U.S. Department of Defense


Date of this Version



PNAS (2000), 97(7), p. 2959-2961.

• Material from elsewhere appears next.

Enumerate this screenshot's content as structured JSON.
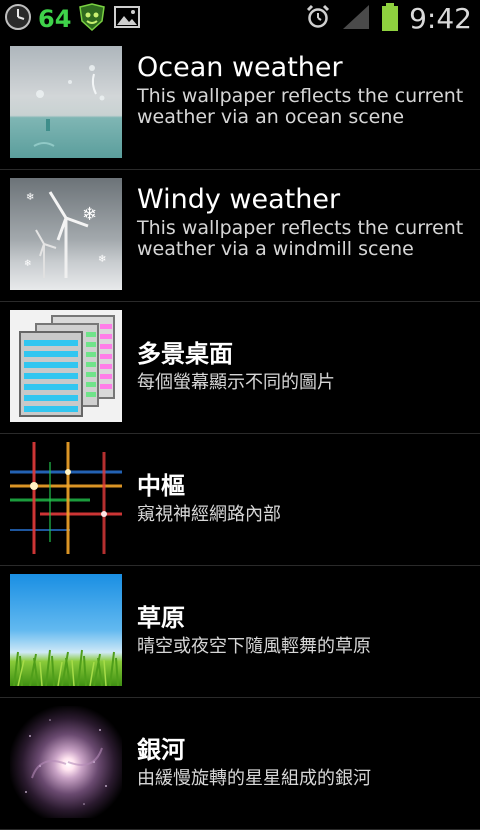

Before 1982, the Centers for Disease Control and Prevention (CDC) had identified only one Escherichia coli isolate of the O157:H7 serotype; it had been isolated from a patient with bloody diarrhea. Then, in 1982, two outbreaks of severe bloody diarrhea occurred among people who had eaten hamburgers at a fast food chain. The CDC isolated E. coli O157:H7 from people who had become ill as well as from a hamburger patty. In 1983, Karmali et al. discovered an association between infection with E. coli that produce Shiga toxin (then called Vero toxin), including O157:H7 strains, and another severe and sometimes fatal condition, the hemolytic uremic syndrome (HUS). Last year, the CDC estimated that strains of E. coli O157:H7 cause approximately 73,000 illnesses and 60 deaths per year in the United States, and non- O157:H7 Shiga toxin-producing E. coli (STEC) add an additional 37,000 estimated cases.